TOPICS: 50 Years of Editing, Discovery, Documentary Editing, Editor’s Perspective, George Washington, Revolutionary War, Short Biography, Washington or Custis Family, Women in the Founding Era

by Katie Blizzard, Communications Specialist
January 16, 2019

Our Washington Papers volumes are not always as comprehensive as we would like. This can be for many reasons. Superior versions of a letter (such as one written in Washington’s hand rather than in his secretary’s) or perhaps any copy at all may have been missing from the public record at the time of document collection. Occasionally, such documents are found after publication of the volume they would be included in, which then presents the issue of how and when to publish these additional documents. In other cases, the papers to be edited are routine administrative materials so similar in nature that we choose to publish only a few of them as examples. The rest are cataloged at the end of the volume in order to provide space for more diverse documents.

These special materials, which we refer to as addendum and omitted materials, total in the hundreds. A large fraction concerns items intentionally omitted by editors, but others—nearly 100—are documents previously believed to be lost. We plan to publish all the addendum and omitted items in a separate volume on our digital edition in order to make the Papers of George Washington as comprehensive as possible.

Assistant editor Adrina Garbooshian-Huggins took on the mantle of compiling this distinctive volume in 2014, when she and associate editor Benjamin Huggins proposed the idea. Since then, she has transcribed, annotated, and indexed more than 50 documents (all in addition to completing work on two other standard Papers of George Washington volumes).

By editing materials across all the series of the Papers of George Washington, Garbooshian-Huggins explains, she can not only learn more about Washington but also flesh out the countless people with whom he interacted. The omitted documents, for example, shed light on the lives of the officers and ordinary individuals who served in Washington’s army during the Revolutionary War. “The individuals referenced in these documents survived difficult circumstances, such as limited provisions, as part of this important campaign,” says Garbooshian-Huggins. “It is their sacrifice and dedication that helped to win the war. This is a chance to understand their lives and what they faced.”

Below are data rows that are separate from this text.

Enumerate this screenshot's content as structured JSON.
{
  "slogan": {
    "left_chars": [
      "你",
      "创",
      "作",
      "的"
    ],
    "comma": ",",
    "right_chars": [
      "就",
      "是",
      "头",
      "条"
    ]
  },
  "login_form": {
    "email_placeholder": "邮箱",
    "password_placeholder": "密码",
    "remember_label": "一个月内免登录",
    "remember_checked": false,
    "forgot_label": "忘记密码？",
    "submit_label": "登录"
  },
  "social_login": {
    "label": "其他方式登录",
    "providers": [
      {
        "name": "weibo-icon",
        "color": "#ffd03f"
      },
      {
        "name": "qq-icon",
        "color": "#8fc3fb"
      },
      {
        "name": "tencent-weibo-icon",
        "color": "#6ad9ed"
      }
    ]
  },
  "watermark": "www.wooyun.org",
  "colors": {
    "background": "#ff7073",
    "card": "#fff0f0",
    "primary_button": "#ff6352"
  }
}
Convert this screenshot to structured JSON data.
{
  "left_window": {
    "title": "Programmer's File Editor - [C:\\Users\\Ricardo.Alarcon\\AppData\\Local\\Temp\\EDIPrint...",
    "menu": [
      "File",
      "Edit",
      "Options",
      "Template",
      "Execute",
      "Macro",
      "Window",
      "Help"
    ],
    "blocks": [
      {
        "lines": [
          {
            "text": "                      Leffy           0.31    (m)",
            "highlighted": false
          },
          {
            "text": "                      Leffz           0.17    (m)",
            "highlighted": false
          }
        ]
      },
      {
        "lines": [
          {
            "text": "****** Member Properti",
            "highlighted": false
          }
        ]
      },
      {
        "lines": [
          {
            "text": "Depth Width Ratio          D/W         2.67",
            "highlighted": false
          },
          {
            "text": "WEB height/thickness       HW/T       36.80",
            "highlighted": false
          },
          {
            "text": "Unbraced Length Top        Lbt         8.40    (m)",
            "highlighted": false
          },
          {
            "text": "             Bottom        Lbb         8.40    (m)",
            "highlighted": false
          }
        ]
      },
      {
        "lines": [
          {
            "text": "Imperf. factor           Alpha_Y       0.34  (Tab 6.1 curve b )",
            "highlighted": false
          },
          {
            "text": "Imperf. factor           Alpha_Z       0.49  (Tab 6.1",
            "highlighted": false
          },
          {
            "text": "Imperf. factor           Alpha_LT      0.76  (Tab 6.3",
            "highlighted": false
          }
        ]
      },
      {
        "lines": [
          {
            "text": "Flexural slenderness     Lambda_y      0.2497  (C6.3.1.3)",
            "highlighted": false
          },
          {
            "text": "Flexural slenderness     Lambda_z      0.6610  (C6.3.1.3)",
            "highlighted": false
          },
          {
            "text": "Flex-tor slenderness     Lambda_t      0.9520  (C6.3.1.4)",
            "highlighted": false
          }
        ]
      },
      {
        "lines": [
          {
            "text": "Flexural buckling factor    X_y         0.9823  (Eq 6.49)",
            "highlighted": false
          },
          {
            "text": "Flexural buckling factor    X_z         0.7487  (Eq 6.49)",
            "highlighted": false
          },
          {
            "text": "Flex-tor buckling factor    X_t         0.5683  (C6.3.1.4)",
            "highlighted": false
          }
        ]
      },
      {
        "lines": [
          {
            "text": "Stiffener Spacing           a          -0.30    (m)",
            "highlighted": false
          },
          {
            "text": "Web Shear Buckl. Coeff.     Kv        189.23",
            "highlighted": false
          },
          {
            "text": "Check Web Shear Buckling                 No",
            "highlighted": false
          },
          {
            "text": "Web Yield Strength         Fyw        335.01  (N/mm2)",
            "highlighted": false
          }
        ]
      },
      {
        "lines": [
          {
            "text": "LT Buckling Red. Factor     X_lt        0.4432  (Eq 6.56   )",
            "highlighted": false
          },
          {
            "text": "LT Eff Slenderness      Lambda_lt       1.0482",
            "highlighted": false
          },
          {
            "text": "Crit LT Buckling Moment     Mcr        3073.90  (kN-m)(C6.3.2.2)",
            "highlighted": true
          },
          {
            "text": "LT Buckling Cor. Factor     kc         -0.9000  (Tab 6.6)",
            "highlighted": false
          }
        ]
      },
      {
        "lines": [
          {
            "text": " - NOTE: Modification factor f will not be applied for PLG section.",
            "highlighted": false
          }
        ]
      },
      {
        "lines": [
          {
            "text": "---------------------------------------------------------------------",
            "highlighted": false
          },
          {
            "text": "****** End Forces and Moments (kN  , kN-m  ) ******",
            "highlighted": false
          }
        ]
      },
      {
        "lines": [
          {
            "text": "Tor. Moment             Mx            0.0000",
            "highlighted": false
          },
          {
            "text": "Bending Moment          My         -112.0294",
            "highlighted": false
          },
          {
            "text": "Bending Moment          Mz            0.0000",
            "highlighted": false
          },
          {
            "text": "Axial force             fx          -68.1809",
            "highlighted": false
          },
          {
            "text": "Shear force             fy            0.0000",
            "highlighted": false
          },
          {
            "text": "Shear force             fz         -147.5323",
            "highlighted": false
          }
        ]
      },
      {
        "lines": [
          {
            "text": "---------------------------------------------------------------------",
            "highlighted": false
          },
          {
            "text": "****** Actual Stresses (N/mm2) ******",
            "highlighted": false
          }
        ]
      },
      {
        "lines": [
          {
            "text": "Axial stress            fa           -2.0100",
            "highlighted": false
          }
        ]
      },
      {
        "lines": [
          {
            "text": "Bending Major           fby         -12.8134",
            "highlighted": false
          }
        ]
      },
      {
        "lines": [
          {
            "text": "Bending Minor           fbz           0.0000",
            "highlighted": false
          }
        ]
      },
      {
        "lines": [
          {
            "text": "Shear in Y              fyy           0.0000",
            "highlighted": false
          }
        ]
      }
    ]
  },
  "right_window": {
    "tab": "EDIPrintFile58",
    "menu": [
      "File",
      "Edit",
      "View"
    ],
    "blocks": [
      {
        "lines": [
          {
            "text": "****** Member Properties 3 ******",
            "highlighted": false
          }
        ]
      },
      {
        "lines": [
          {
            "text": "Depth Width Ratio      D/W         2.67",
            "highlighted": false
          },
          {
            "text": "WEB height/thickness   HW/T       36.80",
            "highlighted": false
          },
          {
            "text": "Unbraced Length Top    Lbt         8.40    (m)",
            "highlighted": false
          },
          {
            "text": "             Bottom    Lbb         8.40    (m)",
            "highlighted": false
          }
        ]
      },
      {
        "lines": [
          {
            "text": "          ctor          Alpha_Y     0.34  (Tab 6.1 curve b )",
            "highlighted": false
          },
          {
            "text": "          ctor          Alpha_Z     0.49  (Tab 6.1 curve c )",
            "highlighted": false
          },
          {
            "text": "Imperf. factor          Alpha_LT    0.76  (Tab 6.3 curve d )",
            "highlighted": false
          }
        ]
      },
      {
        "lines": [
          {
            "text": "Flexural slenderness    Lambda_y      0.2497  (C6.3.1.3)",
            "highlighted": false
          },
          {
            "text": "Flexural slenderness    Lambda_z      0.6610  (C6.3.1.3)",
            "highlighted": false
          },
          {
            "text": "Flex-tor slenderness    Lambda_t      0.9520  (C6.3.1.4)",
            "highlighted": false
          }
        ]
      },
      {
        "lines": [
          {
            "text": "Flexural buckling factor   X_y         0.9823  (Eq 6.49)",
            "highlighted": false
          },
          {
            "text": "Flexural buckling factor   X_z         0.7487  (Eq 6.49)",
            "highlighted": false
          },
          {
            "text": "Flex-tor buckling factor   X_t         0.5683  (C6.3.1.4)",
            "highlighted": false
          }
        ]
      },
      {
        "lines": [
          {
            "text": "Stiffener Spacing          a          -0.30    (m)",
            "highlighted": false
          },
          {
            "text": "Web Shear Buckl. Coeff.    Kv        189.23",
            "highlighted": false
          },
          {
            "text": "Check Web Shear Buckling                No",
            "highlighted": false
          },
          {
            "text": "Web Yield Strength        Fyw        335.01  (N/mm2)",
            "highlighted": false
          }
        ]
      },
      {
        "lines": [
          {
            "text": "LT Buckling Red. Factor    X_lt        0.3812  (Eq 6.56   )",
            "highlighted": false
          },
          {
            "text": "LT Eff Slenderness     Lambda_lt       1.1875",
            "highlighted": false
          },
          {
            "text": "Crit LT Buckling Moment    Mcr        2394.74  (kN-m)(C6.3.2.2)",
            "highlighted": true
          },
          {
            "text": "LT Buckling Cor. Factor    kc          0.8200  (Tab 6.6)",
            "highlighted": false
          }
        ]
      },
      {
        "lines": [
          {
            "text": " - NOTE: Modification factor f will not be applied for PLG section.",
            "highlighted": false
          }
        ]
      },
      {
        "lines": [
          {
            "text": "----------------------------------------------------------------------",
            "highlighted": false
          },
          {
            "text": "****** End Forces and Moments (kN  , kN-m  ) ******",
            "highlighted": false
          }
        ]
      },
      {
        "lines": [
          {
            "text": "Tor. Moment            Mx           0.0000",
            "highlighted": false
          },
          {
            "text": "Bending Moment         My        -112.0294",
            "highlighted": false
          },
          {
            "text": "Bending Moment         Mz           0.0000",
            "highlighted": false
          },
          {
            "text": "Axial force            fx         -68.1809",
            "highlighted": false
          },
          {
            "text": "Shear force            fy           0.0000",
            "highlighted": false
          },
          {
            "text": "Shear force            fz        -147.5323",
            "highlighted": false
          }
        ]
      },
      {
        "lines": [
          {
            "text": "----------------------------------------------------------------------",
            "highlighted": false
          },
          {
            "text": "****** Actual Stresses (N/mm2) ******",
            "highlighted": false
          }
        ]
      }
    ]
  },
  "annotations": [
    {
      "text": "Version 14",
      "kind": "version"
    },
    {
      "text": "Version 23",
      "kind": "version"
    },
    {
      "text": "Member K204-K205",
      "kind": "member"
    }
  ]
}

To illustrate her point, Garbooshian-Huggins references a letter concerning the resignation of an officer who had sustained injuries in action. A newspaper details that Maj. Thomas Morrell had “received a ball in his right breast, which passed through his body, above his lungs, and fractured his shoulder blade.”2 Despite such injuries, Garbooshian-Huggins learned and later wrote in her annotation that the solider “resumed his career as a merchant.” Sometime after that, he “experienced a religious awakening,” becoming “an ordained deacon in the Methodist Church, and a circuit rider for many years.”

The addendum materials are just as illuminating, particularly for their ability to fill in the gaps of Washington’s life. A recovered letter from Washington to author Catharine Macauley Graham, for instance, finally confirmed the date of Graham’s visit to Mount Vernon. While staying with Washington, Graham reviewed his letter books and records for her book on the Revolutionary War. In another instance, the discovery of a superior letter copy provided the missing text of a document previously believed to be (and thus published as) incomplete.

Such revelations encourage Garbooshian-Huggins to imagine the possibilities of material still yet to be found, such as the missing correspondence between Washington and his step-grandson, George Washington Parke Custis, which could help further reveal the private life of George Washington. None of the addendum documents would be available without the generous contributions of meticulous private collectors and auction houses, for whom Garbooshian-Huggins is extremely grateful. Their enthusiastic assistance enables us as editors and stewards of these important documents to achieve our goal of comprehensive publication. It is this very goal that also motivates Garbooshian-Huggins’ work on the omitted materials, which not only is one of the final elements needed to complete this important edition of Washington’s papers, but serves also to illustrate the numerous individuals who joined Washington in the fight for America’s independence.


  1. “From George Washington to Timothy Pickering, 18 July 1796 [Early Access],” Founders Online, National Archives, last modified June 13, 2018, http://founders.archives.gov/documents/Washington/99-01-02-00745.
  2. New-York Spectator, Aug. 16, 1838.